What you will do >>
I'd like every record given again exactly, please.

----

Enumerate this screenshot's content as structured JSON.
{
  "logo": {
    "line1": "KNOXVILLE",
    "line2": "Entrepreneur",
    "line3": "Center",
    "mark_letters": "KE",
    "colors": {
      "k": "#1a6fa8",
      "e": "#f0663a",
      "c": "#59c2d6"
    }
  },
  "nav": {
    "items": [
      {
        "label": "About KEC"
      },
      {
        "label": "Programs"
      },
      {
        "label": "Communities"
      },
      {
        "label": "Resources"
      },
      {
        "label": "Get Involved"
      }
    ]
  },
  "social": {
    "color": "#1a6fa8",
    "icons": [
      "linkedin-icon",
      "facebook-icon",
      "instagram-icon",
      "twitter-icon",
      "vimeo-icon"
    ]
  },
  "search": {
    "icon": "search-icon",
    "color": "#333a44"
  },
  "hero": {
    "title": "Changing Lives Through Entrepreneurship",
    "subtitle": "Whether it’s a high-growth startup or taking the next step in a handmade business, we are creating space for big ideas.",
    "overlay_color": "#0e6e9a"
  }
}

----

Written reply >>
Enumerate this screenshot's content as structured JSON.
{
  "logo": {
    "line1": "KNOXVILLE",
    "line2": "Entrepreneur",
    "line3": "Center",
    "mark_letters": "KE",
    "colors": {
      "k": "#1a6fa8",
      "e": "#f0663a",
      "c": "#59c2d6"
    }
  },
  "nav": {
    "items": [
      {
        "label": "About KEC"
      },
      {
        "label": "Programs"
      },
      {
        "label": "Communities"
      },
      {
        "label": "Resources"
      },
      {
        "label": "Get Involved"
      }
    ]
  },
  "social": {
    "color": "#1a6fa8",
    "icons": [
      "linkedin-icon",
      "facebook-icon",
      "instagram-icon",
      "twitter-icon",
      "vimeo-icon"
    ]
  },
  "search": {
    "icon": "search-icon",
    "color": "#333a44"
  },
  "hero": {
    "title": "Changing Lives Through Entrepreneurship",
    "subtitle": "Whether it’s a high-growth startup or taking the next step in a handmade business, we are creating space for big ideas.",
    "overlay_color": "#0e6e9a"
  }
}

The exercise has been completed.